## THE TASK
Omit the pictures. Print each entry below exactly.

####

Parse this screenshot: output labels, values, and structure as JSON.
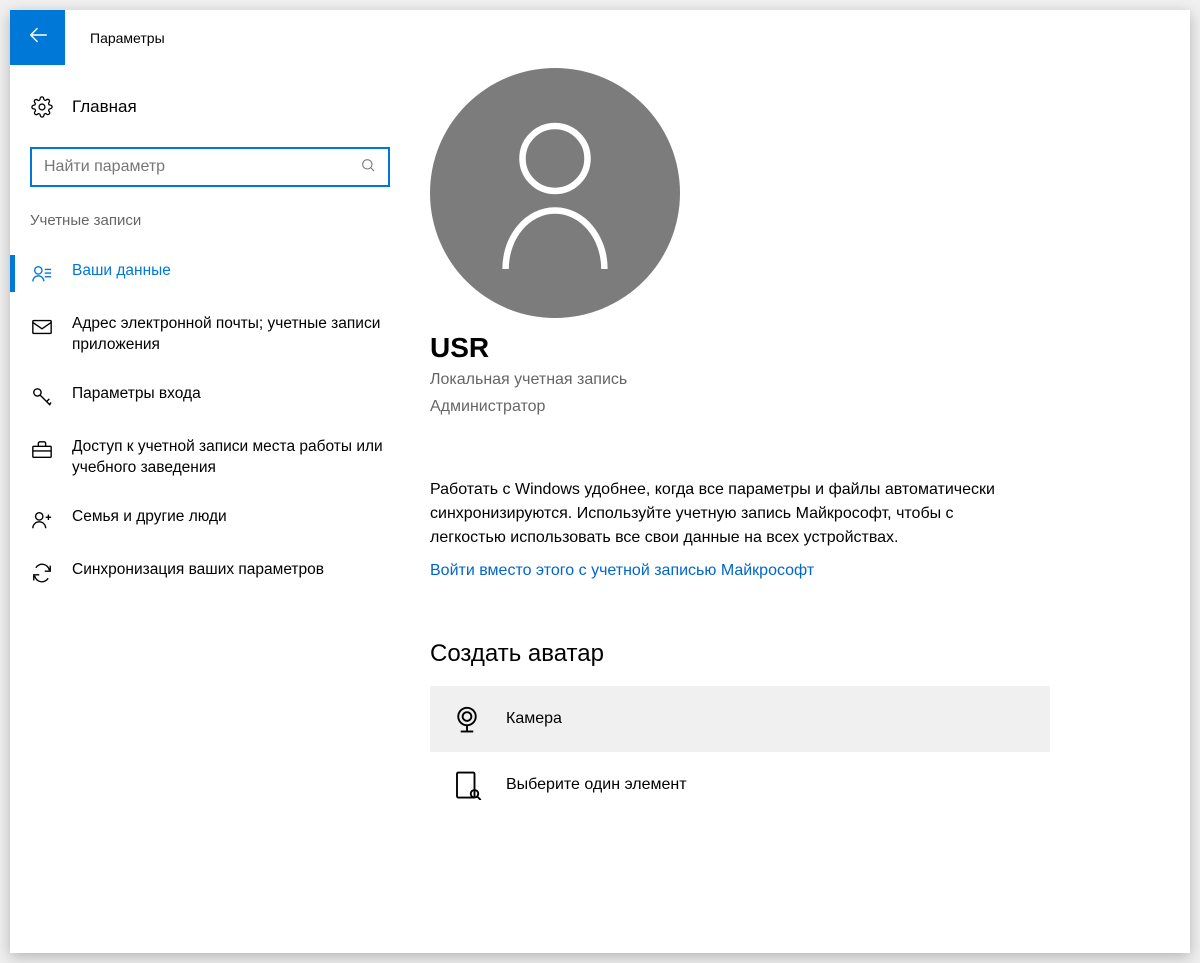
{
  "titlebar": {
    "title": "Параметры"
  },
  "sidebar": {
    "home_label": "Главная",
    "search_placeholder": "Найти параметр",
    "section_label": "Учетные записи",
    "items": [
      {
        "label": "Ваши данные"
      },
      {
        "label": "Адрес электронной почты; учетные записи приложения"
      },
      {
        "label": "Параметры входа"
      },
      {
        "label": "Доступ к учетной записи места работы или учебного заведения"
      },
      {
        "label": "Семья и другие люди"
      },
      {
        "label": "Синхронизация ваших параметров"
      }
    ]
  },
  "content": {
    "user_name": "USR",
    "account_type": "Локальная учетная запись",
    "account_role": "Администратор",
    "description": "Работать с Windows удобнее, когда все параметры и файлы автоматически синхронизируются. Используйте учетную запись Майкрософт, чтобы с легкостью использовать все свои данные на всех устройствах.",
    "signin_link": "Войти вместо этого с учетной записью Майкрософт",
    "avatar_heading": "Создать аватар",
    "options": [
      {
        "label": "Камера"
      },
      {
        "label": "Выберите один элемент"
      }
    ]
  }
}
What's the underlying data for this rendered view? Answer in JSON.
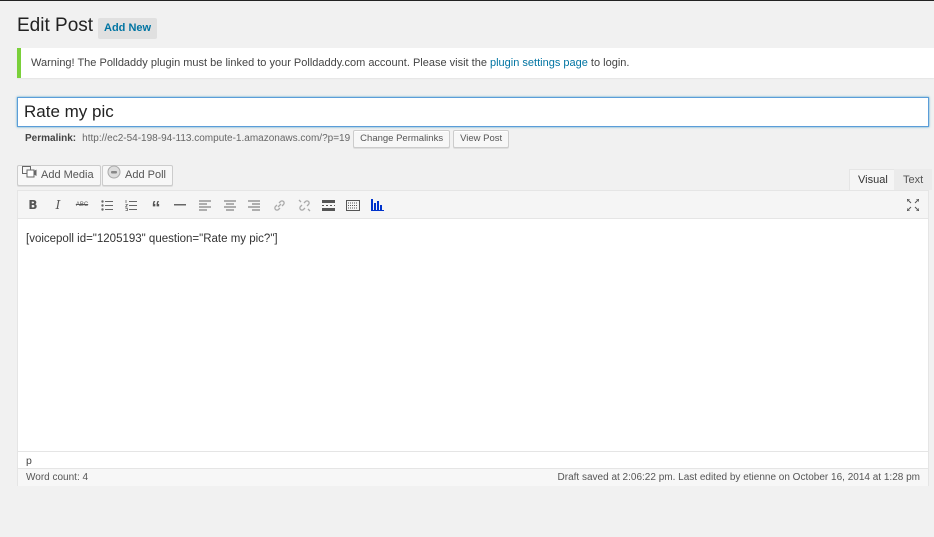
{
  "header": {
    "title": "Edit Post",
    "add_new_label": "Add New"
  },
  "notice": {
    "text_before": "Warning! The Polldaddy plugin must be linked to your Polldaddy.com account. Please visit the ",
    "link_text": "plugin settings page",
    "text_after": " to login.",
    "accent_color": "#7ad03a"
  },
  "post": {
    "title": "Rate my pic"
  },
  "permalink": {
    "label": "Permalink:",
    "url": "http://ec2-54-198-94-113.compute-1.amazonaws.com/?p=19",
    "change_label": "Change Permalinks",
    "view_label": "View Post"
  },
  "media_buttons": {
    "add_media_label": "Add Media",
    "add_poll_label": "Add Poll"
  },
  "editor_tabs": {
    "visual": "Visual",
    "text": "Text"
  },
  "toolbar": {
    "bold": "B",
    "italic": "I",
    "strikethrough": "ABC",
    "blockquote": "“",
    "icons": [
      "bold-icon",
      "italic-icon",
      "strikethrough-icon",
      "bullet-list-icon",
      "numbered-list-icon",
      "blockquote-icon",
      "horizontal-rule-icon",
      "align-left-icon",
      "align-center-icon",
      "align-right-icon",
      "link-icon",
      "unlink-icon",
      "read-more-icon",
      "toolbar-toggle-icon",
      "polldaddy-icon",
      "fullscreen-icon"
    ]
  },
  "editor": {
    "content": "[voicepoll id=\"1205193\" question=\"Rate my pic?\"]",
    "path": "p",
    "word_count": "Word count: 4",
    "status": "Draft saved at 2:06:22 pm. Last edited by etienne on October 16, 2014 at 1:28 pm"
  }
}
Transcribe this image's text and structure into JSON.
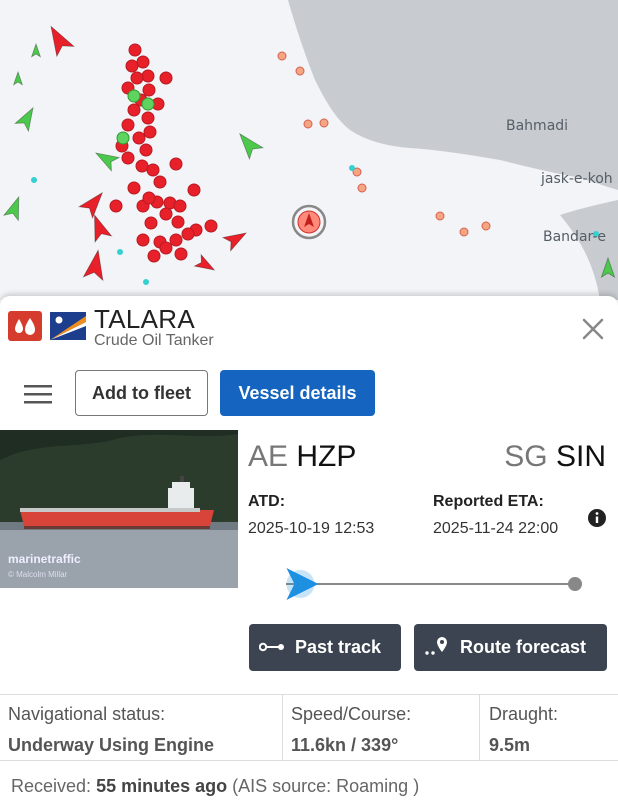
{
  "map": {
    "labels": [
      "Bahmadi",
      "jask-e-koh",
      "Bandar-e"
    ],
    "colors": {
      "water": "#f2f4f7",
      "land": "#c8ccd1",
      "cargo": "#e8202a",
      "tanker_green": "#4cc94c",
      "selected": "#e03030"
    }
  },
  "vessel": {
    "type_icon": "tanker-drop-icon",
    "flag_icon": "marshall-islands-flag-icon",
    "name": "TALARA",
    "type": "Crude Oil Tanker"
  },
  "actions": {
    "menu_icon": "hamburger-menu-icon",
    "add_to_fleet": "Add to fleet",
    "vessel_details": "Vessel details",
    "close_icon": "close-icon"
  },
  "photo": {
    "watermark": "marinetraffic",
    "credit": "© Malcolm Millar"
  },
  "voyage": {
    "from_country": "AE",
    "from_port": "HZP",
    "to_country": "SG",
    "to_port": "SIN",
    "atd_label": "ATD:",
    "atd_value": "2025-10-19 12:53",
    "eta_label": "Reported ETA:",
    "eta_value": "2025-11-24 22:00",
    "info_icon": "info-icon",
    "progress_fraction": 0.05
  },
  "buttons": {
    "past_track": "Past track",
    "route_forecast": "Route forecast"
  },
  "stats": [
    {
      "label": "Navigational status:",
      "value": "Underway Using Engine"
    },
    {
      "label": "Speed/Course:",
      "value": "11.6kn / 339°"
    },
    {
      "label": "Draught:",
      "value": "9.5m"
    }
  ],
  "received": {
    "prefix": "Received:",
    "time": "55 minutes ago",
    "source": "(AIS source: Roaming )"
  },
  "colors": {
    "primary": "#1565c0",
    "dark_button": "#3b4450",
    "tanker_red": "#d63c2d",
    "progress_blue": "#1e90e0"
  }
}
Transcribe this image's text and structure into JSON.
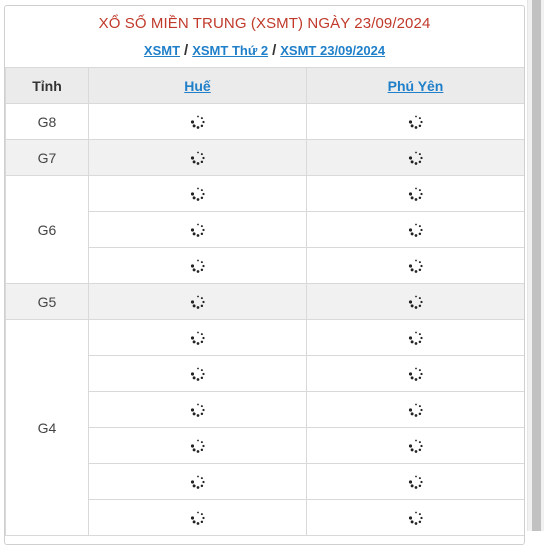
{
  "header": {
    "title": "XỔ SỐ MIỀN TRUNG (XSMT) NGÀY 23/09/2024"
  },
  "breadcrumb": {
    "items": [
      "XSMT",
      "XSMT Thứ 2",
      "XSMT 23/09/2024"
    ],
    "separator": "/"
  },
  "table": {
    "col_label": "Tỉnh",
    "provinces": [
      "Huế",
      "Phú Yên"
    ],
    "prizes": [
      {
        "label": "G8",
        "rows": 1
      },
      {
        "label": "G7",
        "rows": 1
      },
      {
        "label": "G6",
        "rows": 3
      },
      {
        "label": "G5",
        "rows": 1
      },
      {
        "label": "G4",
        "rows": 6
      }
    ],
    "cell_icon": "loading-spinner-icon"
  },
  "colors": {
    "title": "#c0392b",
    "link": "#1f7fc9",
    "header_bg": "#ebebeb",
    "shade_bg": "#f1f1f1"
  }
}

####

## OUTPUT OF THE EXERCISE
Parse this screenshot: output labels, values, and structure as JSON.
{
  "titlebar": {
    "title": "Параметры"
  },
  "sidebar": {
    "home_label": "Главная",
    "search_placeholder": "Найти параметр",
    "section_label": "Учетные записи",
    "items": [
      {
        "label": "Ваши данные"
      },
      {
        "label": "Адрес электронной почты; учетные записи приложения"
      },
      {
        "label": "Параметры входа"
      },
      {
        "label": "Доступ к учетной записи места работы или учебного заведения"
      },
      {
        "label": "Семья и другие люди"
      },
      {
        "label": "Синхронизация ваших параметров"
      }
    ]
  },
  "content": {
    "user_name": "USR",
    "account_type": "Локальная учетная запись",
    "account_role": "Администратор",
    "description": "Работать с Windows удобнее, когда все параметры и файлы автоматически синхронизируются. Используйте учетную запись Майкрософт, чтобы с легкостью использовать все свои данные на всех устройствах.",
    "signin_link": "Войти вместо этого с учетной записью Майкрософт",
    "avatar_heading": "Создать аватар",
    "options": [
      {
        "label": "Камера"
      },
      {
        "label": "Выберите один элемент"
      }
    ]
  }
}
What's the underlying data for this rendered view? Answer in JSON.
{
  "header": {
    "title": "Edit Post",
    "add_new_label": "Add New"
  },
  "notice": {
    "text_before": "Warning! The Polldaddy plugin must be linked to your Polldaddy.com account. Please visit the ",
    "link_text": "plugin settings page",
    "text_after": " to login.",
    "accent_color": "#7ad03a"
  },
  "post": {
    "title": "Rate my pic"
  },
  "permalink": {
    "label": "Permalink:",
    "url": "http://ec2-54-198-94-113.compute-1.amazonaws.com/?p=19",
    "change_label": "Change Permalinks",
    "view_label": "View Post"
  },
  "media_buttons": {
    "add_media_label": "Add Media",
    "add_poll_label": "Add Poll"
  },
  "editor_tabs": {
    "visual": "Visual",
    "text": "Text"
  },
  "toolbar": {
    "bold": "B",
    "italic": "I",
    "strikethrough": "ABC",
    "blockquote": "“",
    "icons": [
      "bold-icon",
      "italic-icon",
      "strikethrough-icon",
      "bullet-list-icon",
      "numbered-list-icon",
      "blockquote-icon",
      "horizontal-rule-icon",
      "align-left-icon",
      "align-center-icon",
      "align-right-icon",
      "link-icon",
      "unlink-icon",
      "read-more-icon",
      "toolbar-toggle-icon",
      "polldaddy-icon",
      "fullscreen-icon"
    ]
  },
  "editor": {
    "content": "[voicepoll id=\"1205193\" question=\"Rate my pic?\"]",
    "path": "p",
    "word_count": "Word count: 4",
    "status": "Draft saved at 2:06:22 pm. Last edited by etienne on October 16, 2014 at 1:28 pm"
  }
}
Transcribe this image's text and structure into JSON.
{
  "map": {
    "labels": [
      "Bahmadi",
      "jask-e-koh",
      "Bandar-e"
    ],
    "colors": {
      "water": "#f2f4f7",
      "land": "#c8ccd1",
      "cargo": "#e8202a",
      "tanker_green": "#4cc94c",
      "selected": "#e03030"
    }
  },
  "vessel": {
    "type_icon": "tanker-drop-icon",
    "flag_icon": "marshall-islands-flag-icon",
    "name": "TALARA",
    "type": "Crude Oil Tanker"
  },
  "actions": {
    "menu_icon": "hamburger-menu-icon",
    "add_to_fleet": "Add to fleet",
    "vessel_details": "Vessel details",
    "close_icon": "close-icon"
  },
  "photo": {
    "watermark": "marinetraffic",
    "credit": "© Malcolm Millar"
  },
  "voyage": {
    "from_country": "AE",
    "from_port": "HZP",
    "to_country": "SG",
    "to_port": "SIN",
    "atd_label": "ATD:",
    "atd_value": "2025-10-19 12:53",
    "eta_label": "Reported ETA:",
    "eta_value": "2025-11-24 22:00",
    "info_icon": "info-icon",
    "progress_fraction": 0.05
  },
  "buttons": {
    "past_track": "Past track",
    "route_forecast": "Route forecast"
  },
  "stats": [
    {
      "label": "Navigational status:",
      "value": "Underway Using Engine"
    },
    {
      "label": "Speed/Course:",
      "value": "11.6kn / 339°"
    },
    {
      "label": "Draught:",
      "value": "9.5m"
    }
  ],
  "received": {
    "prefix": "Received:",
    "time": "55 minutes ago",
    "source": "(AIS source: Roaming )"
  },
  "colors": {
    "primary": "#1565c0",
    "dark_button": "#3b4450",
    "tanker_red": "#d63c2d",
    "progress_blue": "#1e90e0"
  }
}
Transcribe this image's text and structure into JSON.
{
  "header": {
    "title": "XỔ SỐ MIỀN TRUNG (XSMT) NGÀY 23/09/2024"
  },
  "breadcrumb": {
    "items": [
      "XSMT",
      "XSMT Thứ 2",
      "XSMT 23/09/2024"
    ],
    "separator": "/"
  },
  "table": {
    "col_label": "Tỉnh",
    "provinces": [
      "Huế",
      "Phú Yên"
    ],
    "prizes": [
      {
        "label": "G8",
        "rows": 1
      },
      {
        "label": "G7",
        "rows": 1
      },
      {
        "label": "G6",
        "rows": 3
      },
      {
        "label": "G5",
        "rows": 1
      },
      {
        "label": "G4",
        "rows": 6
      }
    ],
    "cell_icon": "loading-spinner-icon"
  },
  "colors": {
    "title": "#c0392b",
    "link": "#1f7fc9",
    "header_bg": "#ebebeb",
    "shade_bg": "#f1f1f1"
  }
}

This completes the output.